But this disciple had character defects of worldly ambition and love of money. Jesus foresaw that these characteristics would take over (John 6:70), but still worked with him in an effort to save Him. However, this disciple did not come to the point of surrendering himself fully to Christ. While he accepted the position of a minister of Christ, he did not yield to the divine transforming Spirit of God. He fostered the evil spirit of love of money until it had become the ruling motive of his life. He was the treasurer and used his position to steal from the collections (John 12:6).
Before the Passover, Judas planned with the priests to betray Jesus (Luke 6:16) into their hands for 30 pieces of sliver – the price of a slave. At the Last Supper, Jesus foretold the disciples who would betray Him (John 13:26). But this disciple disregarded Christ’s words and allowed the devil to completely take charge of his heart (John 13:27). In so doing, he fulfilled the OT prophecy of Psalm 41:9, “Even my close friend, someone I trusted, one who shared my bread, has turned against me” (John 13:18).
Judas acted his part in betraying Jesus in the garden of Gethsemane when he said to the leaders of the mob, “Whomsoever I shall kiss, that same is He: hold Him fast” (Matthew 26:48). But Jesus said to him, “Judas, are you betraying the Son of Man with a kiss?” (Luke 22:48). Jesus said, “The Son of Man will go just as it is written about him. But woe to that man who betrays the Son of Man! It would be better for him if he had not been born” (Matthew 26:24).
When this disciple saw that Jesus was condemned to be crucified, and was making no effort to save Himself, he felt remorse over his treachery. He returned the 30 pieces of silver to the priests (Matthew 27:4) and then in despair committed suicide by hanging himself (Luke 27:5). His body broke the branch of the tree and he fell headlong and his body burst open (Acts 1:18,19). This is the last mention of him in the scriptures.

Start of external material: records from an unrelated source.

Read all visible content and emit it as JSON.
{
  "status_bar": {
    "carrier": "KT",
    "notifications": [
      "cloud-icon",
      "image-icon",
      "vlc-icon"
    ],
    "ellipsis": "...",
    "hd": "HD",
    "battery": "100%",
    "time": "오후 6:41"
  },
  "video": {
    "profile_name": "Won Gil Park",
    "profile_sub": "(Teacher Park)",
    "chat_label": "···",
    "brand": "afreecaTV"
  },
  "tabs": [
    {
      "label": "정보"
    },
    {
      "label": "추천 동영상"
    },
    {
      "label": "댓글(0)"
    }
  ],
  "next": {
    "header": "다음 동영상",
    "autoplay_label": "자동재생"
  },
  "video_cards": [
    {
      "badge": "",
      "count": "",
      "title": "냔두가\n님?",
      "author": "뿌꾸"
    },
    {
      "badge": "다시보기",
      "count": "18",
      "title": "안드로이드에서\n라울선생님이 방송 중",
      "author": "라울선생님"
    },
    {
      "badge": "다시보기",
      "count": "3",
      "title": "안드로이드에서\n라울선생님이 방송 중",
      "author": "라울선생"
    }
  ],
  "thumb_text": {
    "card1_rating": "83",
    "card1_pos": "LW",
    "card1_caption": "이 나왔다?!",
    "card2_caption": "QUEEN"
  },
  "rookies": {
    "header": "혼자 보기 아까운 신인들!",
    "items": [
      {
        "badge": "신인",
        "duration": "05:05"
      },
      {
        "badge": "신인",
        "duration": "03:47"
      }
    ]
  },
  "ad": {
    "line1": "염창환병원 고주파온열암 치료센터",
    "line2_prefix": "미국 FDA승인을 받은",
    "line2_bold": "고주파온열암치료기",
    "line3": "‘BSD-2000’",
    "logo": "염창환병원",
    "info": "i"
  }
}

What a horrible end for a man that made money his idol.
In His service,